Profitability: RoE in CE/SEE at 9.7 per cent, in CEE below 5 per cent

In 2015, profitability in CEE banking was once again a mixed bag. The overall CEE RoE came in below 5 per cent (2014: 6.9 per cent), compared to a RoE at around 6 per cent in the euro area. There was a substantial and broad-based setback for profitability in all EE banking markets, including Russia. In 2015, the EE RoE stood at minus 0.1%. At the same time, notable progress was made in CE/SEE, with 9.7 per cent RoE.

In contrast to 2014 with three negative banking markets in CE/SEE (Hungary, Slovenia and Romania), only Croatia was loss-making in 2015.

L/D ratio: substantial further improvement throughout the CEE region

Following the trend of recent years, nearly all CEE banking sector markets were characterized by very solid deposit collection in 2015 – in most cases outpacing loan growth substantially. Therefore, the overall L/D ratio in CEE banking has substantially further improved in 2015, reaching a multi-year low. Currently, the L/D ratios in CE and SEE are at 92 per cent and 86 per cent respectively – levels not seen since 2005/06. When factoring in the EE L/D ratio at 88 per cent, the overall CEE L/D ratio stands slightly below 90 per cent. In Russia, both key market segments (LCY lending, FCY lending) were characterized by L/D ratios below 100 per cent, which is a reflection of the current situation of over-liquidity and lack of (qualified) loan demand. For larger universal bank models, it is currently feasible to operate in all CEE banking markets with L/D ratios well below 100 per cent.

1The Banking Sector Report defines Central and Eastern Europe (CEE) as consisting of the subregions Central Europe (CE) – the Czech Republic, Hungary, Poland, Slovakia and Slovenia; Southeastern Europe (SEE) – Albania, Bosnia and Herzegovina, Bulgaria, Croatia, Romania and Serbia; and Eastern Europe (EE) – Belarus, Russia and Ukraine.

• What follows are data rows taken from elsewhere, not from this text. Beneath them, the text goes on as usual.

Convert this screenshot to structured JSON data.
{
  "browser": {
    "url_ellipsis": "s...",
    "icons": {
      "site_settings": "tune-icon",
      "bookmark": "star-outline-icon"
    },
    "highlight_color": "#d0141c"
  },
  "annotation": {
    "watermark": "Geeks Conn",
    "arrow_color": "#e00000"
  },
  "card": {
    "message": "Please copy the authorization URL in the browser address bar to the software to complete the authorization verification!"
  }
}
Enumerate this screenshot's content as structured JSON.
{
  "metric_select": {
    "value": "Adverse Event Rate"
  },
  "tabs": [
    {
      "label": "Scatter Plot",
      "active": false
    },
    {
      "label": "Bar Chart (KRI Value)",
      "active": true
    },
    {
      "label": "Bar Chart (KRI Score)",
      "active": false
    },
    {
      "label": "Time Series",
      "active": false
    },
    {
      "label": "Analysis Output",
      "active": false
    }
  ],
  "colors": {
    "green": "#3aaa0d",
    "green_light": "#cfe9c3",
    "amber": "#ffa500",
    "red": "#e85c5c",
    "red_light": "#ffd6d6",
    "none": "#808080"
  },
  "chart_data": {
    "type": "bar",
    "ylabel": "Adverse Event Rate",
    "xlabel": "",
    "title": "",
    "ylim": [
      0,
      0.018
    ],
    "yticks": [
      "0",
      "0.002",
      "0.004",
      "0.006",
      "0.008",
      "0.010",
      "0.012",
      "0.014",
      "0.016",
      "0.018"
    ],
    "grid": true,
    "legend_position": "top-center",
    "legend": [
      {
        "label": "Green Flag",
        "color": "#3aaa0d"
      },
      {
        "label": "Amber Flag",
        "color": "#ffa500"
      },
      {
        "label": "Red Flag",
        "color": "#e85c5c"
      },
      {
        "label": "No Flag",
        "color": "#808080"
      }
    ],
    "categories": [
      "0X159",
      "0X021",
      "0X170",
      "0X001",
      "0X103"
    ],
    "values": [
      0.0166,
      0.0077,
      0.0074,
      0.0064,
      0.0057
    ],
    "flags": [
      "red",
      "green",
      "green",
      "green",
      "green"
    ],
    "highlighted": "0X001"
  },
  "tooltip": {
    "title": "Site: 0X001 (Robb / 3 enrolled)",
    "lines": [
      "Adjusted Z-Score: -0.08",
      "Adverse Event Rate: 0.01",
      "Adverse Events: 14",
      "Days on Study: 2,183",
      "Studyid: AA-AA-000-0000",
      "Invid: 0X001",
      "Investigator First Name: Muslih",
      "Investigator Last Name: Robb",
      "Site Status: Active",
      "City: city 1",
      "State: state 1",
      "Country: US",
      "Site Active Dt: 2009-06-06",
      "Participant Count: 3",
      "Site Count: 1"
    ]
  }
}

The CEE Banking Sector Report is available at http://www.rbinternational.com/ceebankingsectorreport2016